Dataset records: Begin

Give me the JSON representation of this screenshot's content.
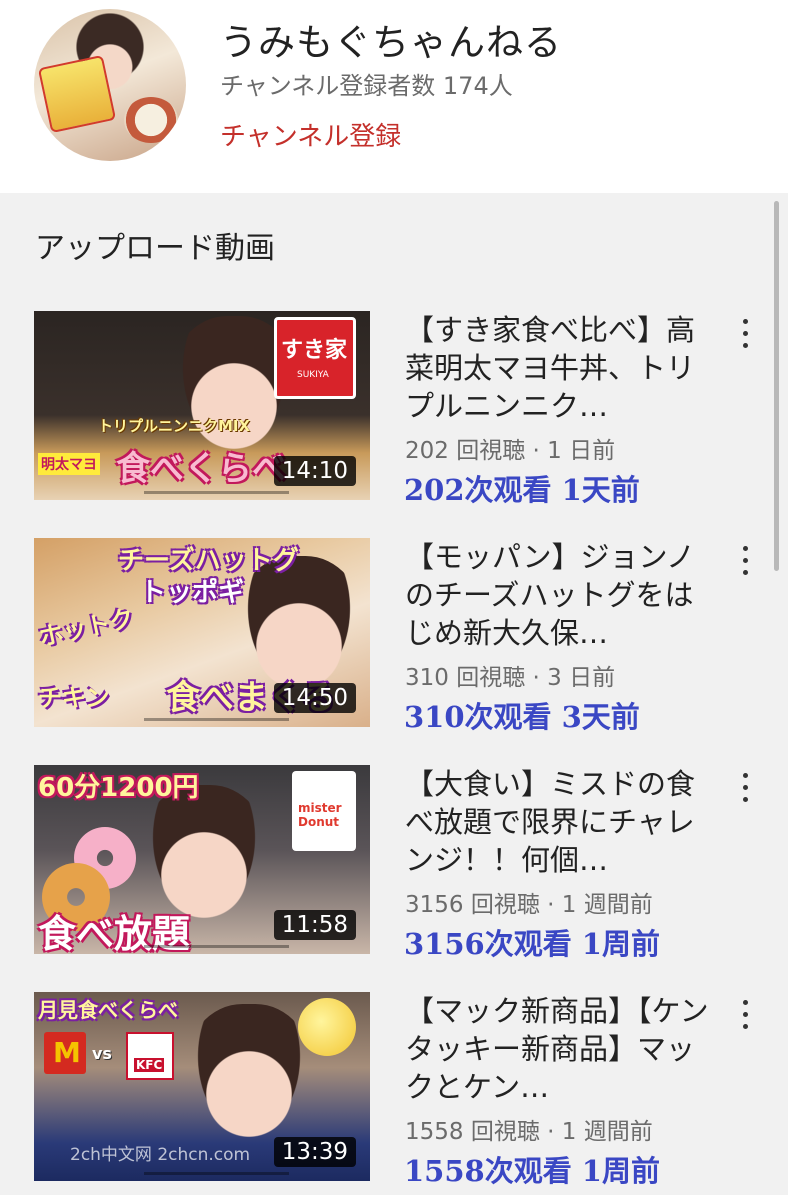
{
  "header": {
    "channel_name": "うみもぐちゃんねる",
    "subscribers": "チャンネル登録者数 174人",
    "subscribe_label": "チャンネル登録"
  },
  "section": {
    "title": "アップロード動画"
  },
  "videos": [
    {
      "title": "【すき家食べ比べ】高菜明太マヨ牛丼、トリプルニンニク…",
      "meta": "202 回視聴 · 1 日前",
      "zh": "202次观看 1天前",
      "duration": "14:10",
      "thumb_text": "食べくらべ",
      "thumb_text2": "トリプルニンニクMIX",
      "thumb_text3": "明太マヨ",
      "logo_text": "すき家",
      "logo_sub": "SUKIYA"
    },
    {
      "title": "【モッパン】ジョンノのチーズハットグをはじめ新大久保…",
      "meta": "310 回視聴 · 3 日前",
      "zh": "310次观看 3天前",
      "duration": "14:50",
      "thumb_text": "チーズハットグ",
      "thumb_text2": "トッポギ",
      "thumb_text3": "ホットク",
      "thumb_text4": "チキン",
      "thumb_text5": "食べまくる"
    },
    {
      "title": "【大食い】ミスドの食べ放題で限界にチャレンジ！！何個…",
      "meta": "3156 回視聴 · 1 週間前",
      "zh": "3156次观看 1周前",
      "duration": "11:58",
      "thumb_text": "60分1200円",
      "thumb_text2": "食べ放題",
      "logo_text": "mister Donut"
    },
    {
      "title": "【マック新商品】【ケンタッキー新商品】マックとケン…",
      "meta": "1558 回視聴 · 1 週間前",
      "zh": "1558次观看 1周前",
      "duration": "13:39",
      "thumb_text": "月見食べくらべ",
      "thumb_text2": "vs",
      "logo_text": "M",
      "logo_text2": "KFC"
    }
  ],
  "watermark": "2ch中文网 2chcn.com",
  "colors": {
    "accent_red": "#c4302b",
    "zh_blue": "#3a47c4",
    "background_gray": "#f1f1f1"
  }
}
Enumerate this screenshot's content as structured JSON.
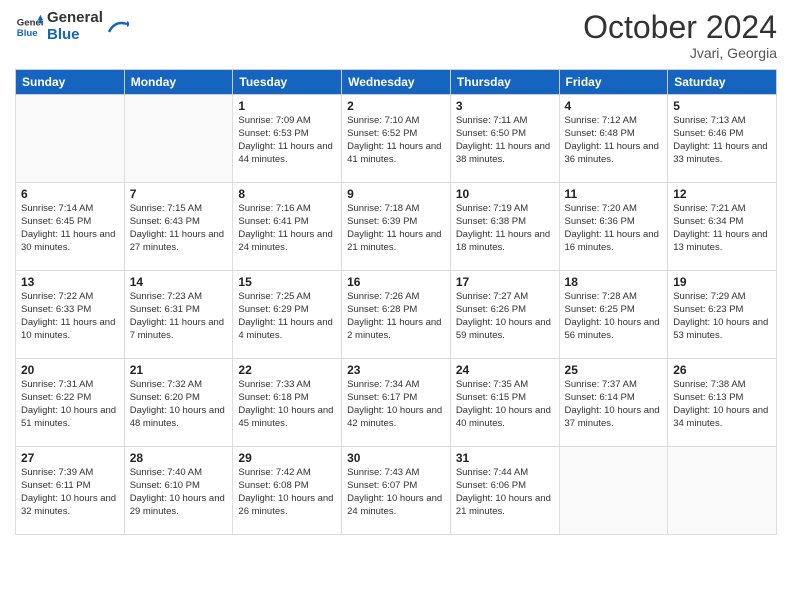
{
  "header": {
    "logo_line1": "General",
    "logo_line2": "Blue",
    "month": "October 2024",
    "location": "Jvari, Georgia"
  },
  "days_of_week": [
    "Sunday",
    "Monday",
    "Tuesday",
    "Wednesday",
    "Thursday",
    "Friday",
    "Saturday"
  ],
  "weeks": [
    [
      {
        "num": "",
        "sunrise": "",
        "sunset": "",
        "daylight": "",
        "empty": true
      },
      {
        "num": "",
        "sunrise": "",
        "sunset": "",
        "daylight": "",
        "empty": true
      },
      {
        "num": "1",
        "sunrise": "Sunrise: 7:09 AM",
        "sunset": "Sunset: 6:53 PM",
        "daylight": "Daylight: 11 hours and 44 minutes.",
        "empty": false
      },
      {
        "num": "2",
        "sunrise": "Sunrise: 7:10 AM",
        "sunset": "Sunset: 6:52 PM",
        "daylight": "Daylight: 11 hours and 41 minutes.",
        "empty": false
      },
      {
        "num": "3",
        "sunrise": "Sunrise: 7:11 AM",
        "sunset": "Sunset: 6:50 PM",
        "daylight": "Daylight: 11 hours and 38 minutes.",
        "empty": false
      },
      {
        "num": "4",
        "sunrise": "Sunrise: 7:12 AM",
        "sunset": "Sunset: 6:48 PM",
        "daylight": "Daylight: 11 hours and 36 minutes.",
        "empty": false
      },
      {
        "num": "5",
        "sunrise": "Sunrise: 7:13 AM",
        "sunset": "Sunset: 6:46 PM",
        "daylight": "Daylight: 11 hours and 33 minutes.",
        "empty": false
      }
    ],
    [
      {
        "num": "6",
        "sunrise": "Sunrise: 7:14 AM",
        "sunset": "Sunset: 6:45 PM",
        "daylight": "Daylight: 11 hours and 30 minutes.",
        "empty": false
      },
      {
        "num": "7",
        "sunrise": "Sunrise: 7:15 AM",
        "sunset": "Sunset: 6:43 PM",
        "daylight": "Daylight: 11 hours and 27 minutes.",
        "empty": false
      },
      {
        "num": "8",
        "sunrise": "Sunrise: 7:16 AM",
        "sunset": "Sunset: 6:41 PM",
        "daylight": "Daylight: 11 hours and 24 minutes.",
        "empty": false
      },
      {
        "num": "9",
        "sunrise": "Sunrise: 7:18 AM",
        "sunset": "Sunset: 6:39 PM",
        "daylight": "Daylight: 11 hours and 21 minutes.",
        "empty": false
      },
      {
        "num": "10",
        "sunrise": "Sunrise: 7:19 AM",
        "sunset": "Sunset: 6:38 PM",
        "daylight": "Daylight: 11 hours and 18 minutes.",
        "empty": false
      },
      {
        "num": "11",
        "sunrise": "Sunrise: 7:20 AM",
        "sunset": "Sunset: 6:36 PM",
        "daylight": "Daylight: 11 hours and 16 minutes.",
        "empty": false
      },
      {
        "num": "12",
        "sunrise": "Sunrise: 7:21 AM",
        "sunset": "Sunset: 6:34 PM",
        "daylight": "Daylight: 11 hours and 13 minutes.",
        "empty": false
      }
    ],
    [
      {
        "num": "13",
        "sunrise": "Sunrise: 7:22 AM",
        "sunset": "Sunset: 6:33 PM",
        "daylight": "Daylight: 11 hours and 10 minutes.",
        "empty": false
      },
      {
        "num": "14",
        "sunrise": "Sunrise: 7:23 AM",
        "sunset": "Sunset: 6:31 PM",
        "daylight": "Daylight: 11 hours and 7 minutes.",
        "empty": false
      },
      {
        "num": "15",
        "sunrise": "Sunrise: 7:25 AM",
        "sunset": "Sunset: 6:29 PM",
        "daylight": "Daylight: 11 hours and 4 minutes.",
        "empty": false
      },
      {
        "num": "16",
        "sunrise": "Sunrise: 7:26 AM",
        "sunset": "Sunset: 6:28 PM",
        "daylight": "Daylight: 11 hours and 2 minutes.",
        "empty": false
      },
      {
        "num": "17",
        "sunrise": "Sunrise: 7:27 AM",
        "sunset": "Sunset: 6:26 PM",
        "daylight": "Daylight: 10 hours and 59 minutes.",
        "empty": false
      },
      {
        "num": "18",
        "sunrise": "Sunrise: 7:28 AM",
        "sunset": "Sunset: 6:25 PM",
        "daylight": "Daylight: 10 hours and 56 minutes.",
        "empty": false
      },
      {
        "num": "19",
        "sunrise": "Sunrise: 7:29 AM",
        "sunset": "Sunset: 6:23 PM",
        "daylight": "Daylight: 10 hours and 53 minutes.",
        "empty": false
      }
    ],
    [
      {
        "num": "20",
        "sunrise": "Sunrise: 7:31 AM",
        "sunset": "Sunset: 6:22 PM",
        "daylight": "Daylight: 10 hours and 51 minutes.",
        "empty": false
      },
      {
        "num": "21",
        "sunrise": "Sunrise: 7:32 AM",
        "sunset": "Sunset: 6:20 PM",
        "daylight": "Daylight: 10 hours and 48 minutes.",
        "empty": false
      },
      {
        "num": "22",
        "sunrise": "Sunrise: 7:33 AM",
        "sunset": "Sunset: 6:18 PM",
        "daylight": "Daylight: 10 hours and 45 minutes.",
        "empty": false
      },
      {
        "num": "23",
        "sunrise": "Sunrise: 7:34 AM",
        "sunset": "Sunset: 6:17 PM",
        "daylight": "Daylight: 10 hours and 42 minutes.",
        "empty": false
      },
      {
        "num": "24",
        "sunrise": "Sunrise: 7:35 AM",
        "sunset": "Sunset: 6:15 PM",
        "daylight": "Daylight: 10 hours and 40 minutes.",
        "empty": false
      },
      {
        "num": "25",
        "sunrise": "Sunrise: 7:37 AM",
        "sunset": "Sunset: 6:14 PM",
        "daylight": "Daylight: 10 hours and 37 minutes.",
        "empty": false
      },
      {
        "num": "26",
        "sunrise": "Sunrise: 7:38 AM",
        "sunset": "Sunset: 6:13 PM",
        "daylight": "Daylight: 10 hours and 34 minutes.",
        "empty": false
      }
    ],
    [
      {
        "num": "27",
        "sunrise": "Sunrise: 7:39 AM",
        "sunset": "Sunset: 6:11 PM",
        "daylight": "Daylight: 10 hours and 32 minutes.",
        "empty": false
      },
      {
        "num": "28",
        "sunrise": "Sunrise: 7:40 AM",
        "sunset": "Sunset: 6:10 PM",
        "daylight": "Daylight: 10 hours and 29 minutes.",
        "empty": false
      },
      {
        "num": "29",
        "sunrise": "Sunrise: 7:42 AM",
        "sunset": "Sunset: 6:08 PM",
        "daylight": "Daylight: 10 hours and 26 minutes.",
        "empty": false
      },
      {
        "num": "30",
        "sunrise": "Sunrise: 7:43 AM",
        "sunset": "Sunset: 6:07 PM",
        "daylight": "Daylight: 10 hours and 24 minutes.",
        "empty": false
      },
      {
        "num": "31",
        "sunrise": "Sunrise: 7:44 AM",
        "sunset": "Sunset: 6:06 PM",
        "daylight": "Daylight: 10 hours and 21 minutes.",
        "empty": false
      },
      {
        "num": "",
        "sunrise": "",
        "sunset": "",
        "daylight": "",
        "empty": true
      },
      {
        "num": "",
        "sunrise": "",
        "sunset": "",
        "daylight": "",
        "empty": true
      }
    ]
  ]
}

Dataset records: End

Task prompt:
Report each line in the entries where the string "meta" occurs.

Answer below:
      "meta": "202 回視聴 · 1 日前",
      "meta": "310 回視聴 · 3 日前",
      "meta": "3156 回視聴 · 1 週間前",
      "meta": "1558 回視聴 · 1 週間前",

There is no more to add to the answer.